Electric Motor Braking – Techniques and Diode Usage


I realize that when you short the terminals of a motor, it stops the motor faster than just turning off the voltage.

I was wondering if putting a large diode across the leads so that when the motor is running current can't flow through the diode, but when the current stops, the diode would short the pins. In other words, connect the positive (anode) side of the diode to the negative pin of the motor and the negative (cathode) side of the diode to the positive side.

Would this have the same effect as shorting the leads of the motor?

Best Answer
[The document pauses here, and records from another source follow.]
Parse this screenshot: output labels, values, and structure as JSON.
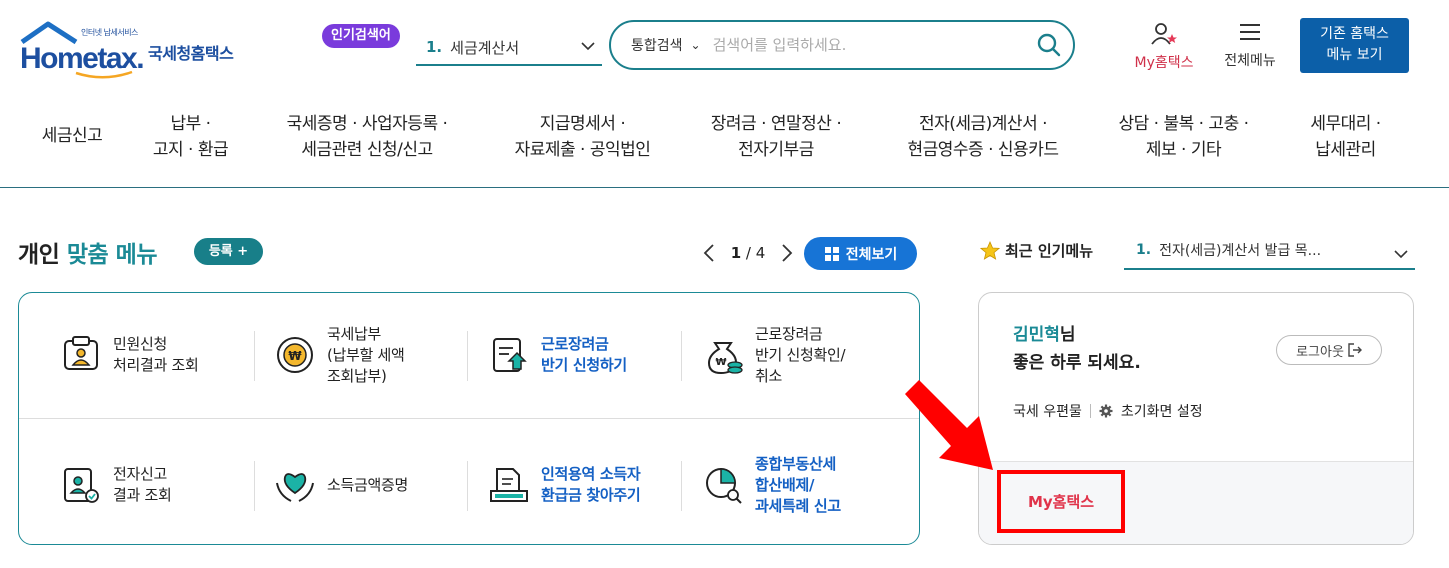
{
  "header": {
    "logo_tagline": "인터넷 납세서비스",
    "logo_text": "Hometax.",
    "logo_subtitle": "국세청홈택스",
    "hot_search_badge": "인기검색어",
    "hot_search_rank": "1.",
    "hot_search_item": "세금계산서",
    "search_scope": "통합검색",
    "search_placeholder": "검색어를 입력하세요.",
    "my_hometax_label": "My홈택스",
    "all_menu_label": "전체메뉴",
    "legacy_button_line1": "기존 홈택스",
    "legacy_button_line2": "메뉴 보기"
  },
  "nav": {
    "items": [
      {
        "line1": "세금신고",
        "line2": ""
      },
      {
        "line1": "납부 ·",
        "line2": "고지 · 환급"
      },
      {
        "line1": "국세증명 · 사업자등록 ·",
        "line2": "세금관련 신청/신고"
      },
      {
        "line1": "지급명세서 ·",
        "line2": "자료제출 · 공익법인"
      },
      {
        "line1": "장려금 · 연말정산 ·",
        "line2": "전자기부금"
      },
      {
        "line1": "전자(세금)계산서 ·",
        "line2": "현금영수증 · 신용카드"
      },
      {
        "line1": "상담 · 불복 · 고충 ·",
        "line2": "제보 · 기타"
      },
      {
        "line1": "세무대리 ·",
        "line2": "납세관리"
      }
    ]
  },
  "custom_menu": {
    "title_prefix": "개인",
    "title_accent": "맞춤 메뉴",
    "register_label": "등록 +",
    "page_current": "1",
    "page_sep": "/",
    "page_total": "4",
    "view_all_label": "전체보기",
    "tiles": [
      {
        "label": "민원신청\n처리결과 조회",
        "highlight": false,
        "icon": "document-person-icon"
      },
      {
        "label": "국세납부\n(납부할 세액\n조회납부)",
        "highlight": false,
        "icon": "won-coin-icon"
      },
      {
        "label": "근로장려금\n반기 신청하기",
        "highlight": true,
        "icon": "clipboard-upload-icon"
      },
      {
        "label": "근로장려금\n반기 신청확인/\n취소",
        "highlight": false,
        "icon": "money-bag-icon"
      },
      {
        "label": "전자신고\n결과 조회",
        "highlight": false,
        "icon": "certificate-icon"
      },
      {
        "label": "소득금액증명",
        "highlight": false,
        "icon": "heart-hands-icon"
      },
      {
        "label": "인적용역 소득자\n환급금 찾아주기",
        "highlight": true,
        "icon": "refund-document-icon"
      },
      {
        "label": "종합부동산세\n합산배제/\n과세특례 신고",
        "highlight": true,
        "icon": "chart-search-icon"
      }
    ]
  },
  "popular_menu": {
    "label": "최근 인기메뉴",
    "rank": "1.",
    "item": "전자(세금)계산서 발급 목..."
  },
  "user_panel": {
    "name": "김민혁",
    "name_suffix": "님",
    "greeting": "좋은 하루 되세요.",
    "logout_label": "로그아웃",
    "mail_label": "국세 우편물",
    "settings_label": "초기화면 설정",
    "my_hometax_label": "My홈택스"
  },
  "colors": {
    "teal": "#1b8a96",
    "blue_button": "#1774d6",
    "legacy_button": "#0c5fa8",
    "hot_badge": "#7a3bdc",
    "highlight_red": "#ff0000"
  }
}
A typical DC motor may be reasonably well modeled as an ideal motor in series with a certain amount of inductance and resistance. An ideal motor will always have voltage across its leads proportional to rotational speed, and current flowing through it proportional to torque. If a motor with frictionless bearings and 2.4-ohm internal resistance would have a no-load speed of 1200rpm at 12 volts, then such a motor rotated at 1200rpm would generate 12 volts. If the leads are shorted, such a motor would have 5 amps flowing through it, and would generate 5 amps' worth of torque.

As a pretty good approximation, shorting a motor which is spinning at a certain speed will generate braking torque pretty close to what would be obtained by driving a stalled motor with the same voltage as the spinning motor would generate open-circuit.